For many years, the recording industry has been able to convince the Canadian government that it needs to add a "private copying levy" to various forms of blank media, to reimburse the industry for any "private copying" that happens on that media. This is pretty questionable for a number of reasons -- basically amounting to a government tax to support a private industry and its inability to adapt its business model to the market. At times, this private copying levy can be an astounding 70%
of the cost of blank CDs. Once mp3 players (specifically the iPod) started to become popular, the recording industry fought to have the private levy attached to those players as well. In late 2003, the industry got its wish -- but with a catch. A ruling found that the devices could be taxed, but if they were, then downloading unauthorized content would be seen as legal
(uploading unauthorized content would still be illegal). A judge later overturned
the iPod levy, but some in the industry have kept fighting for it, and the Copyright Board of Canada supports
extending the levy to iPods.
However, in a surprise move, the Canadian Recording Industry Association (basically, Canada's version of the RIAA -- controlled by American record labels, of course) has come out against extending the private copying levy to mp3 players
, admitting that if the levy is extended (even though it will send millions of dollars directly into recording industry bank accounts), Canadians may (incorrectly, in the view of the CRIA) start to believe that downloading is legal. Of course, some people pointed out this loophole

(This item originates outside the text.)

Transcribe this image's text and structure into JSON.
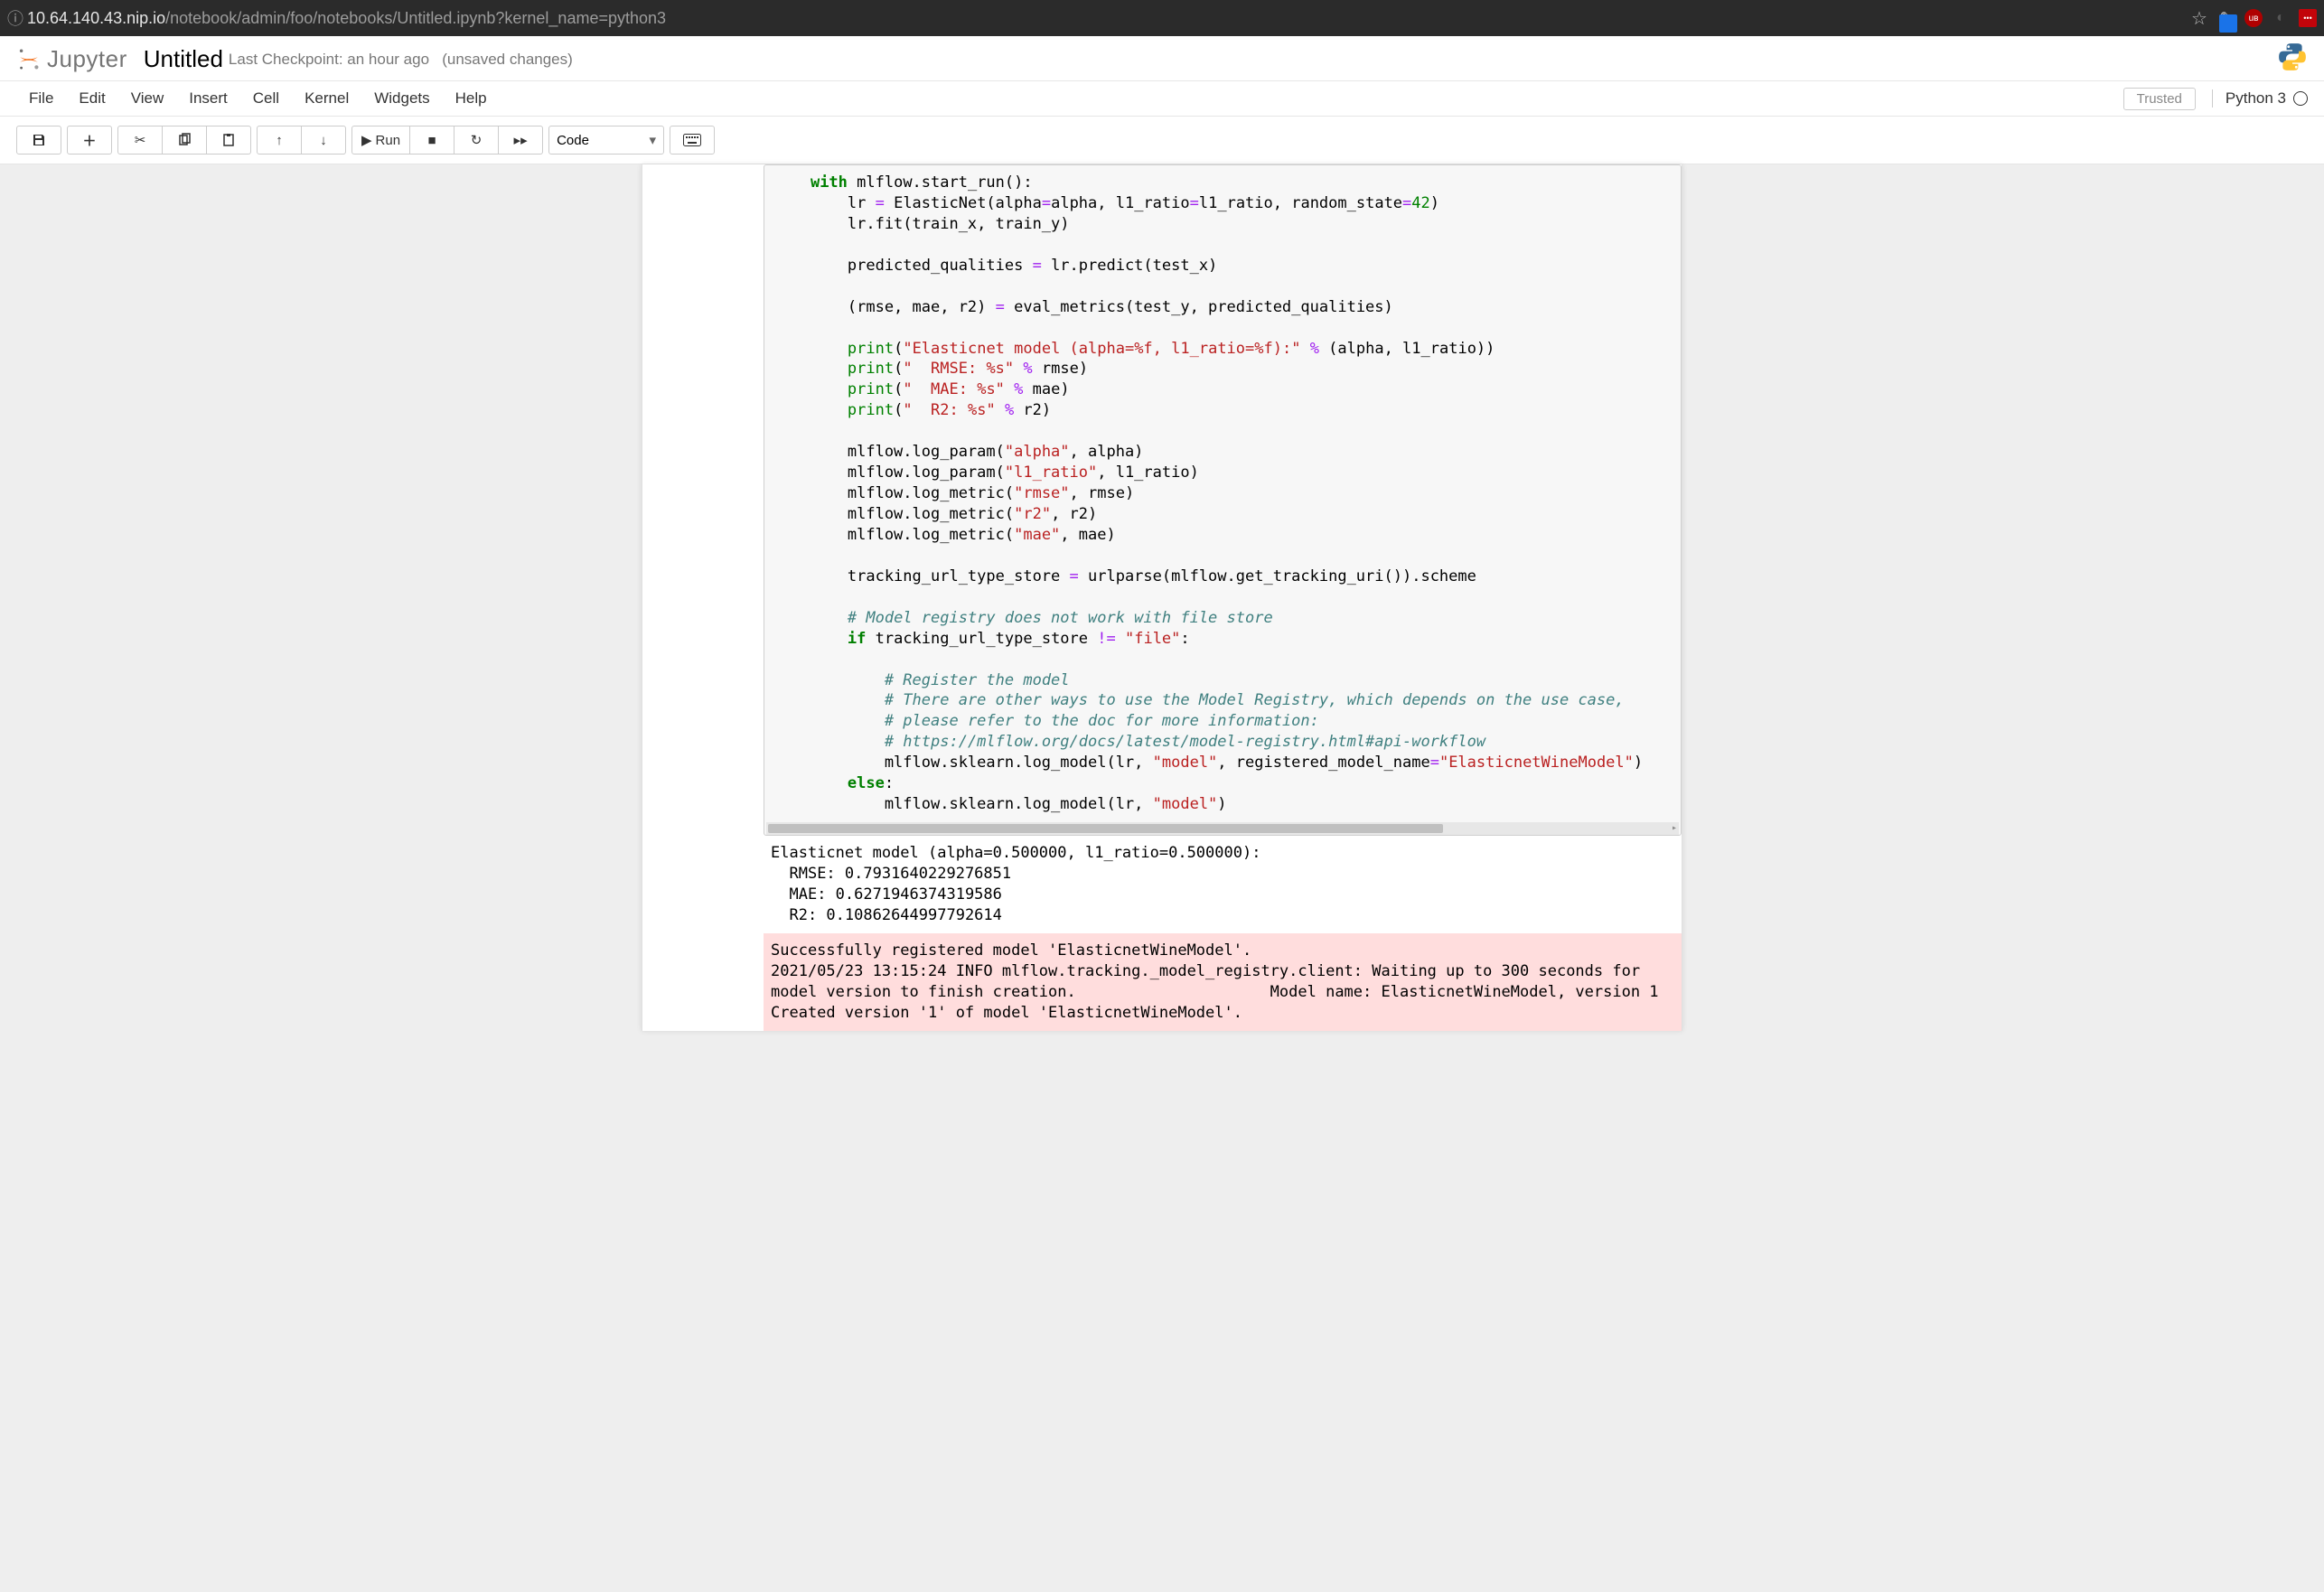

in the recording industry's efforts to extend the private copying levy years ago -- but it seems that it just occurred to the powers that be. Once again, it's a case for the industry to be careful what it wishes for. The private copying levy makes the industry a ton of money, but does so at the expense of anger from purchasers of any blank media. Still, that anger is probably better than the anger generated by thousands of lawsuits against file sharers based on flimsy evidence.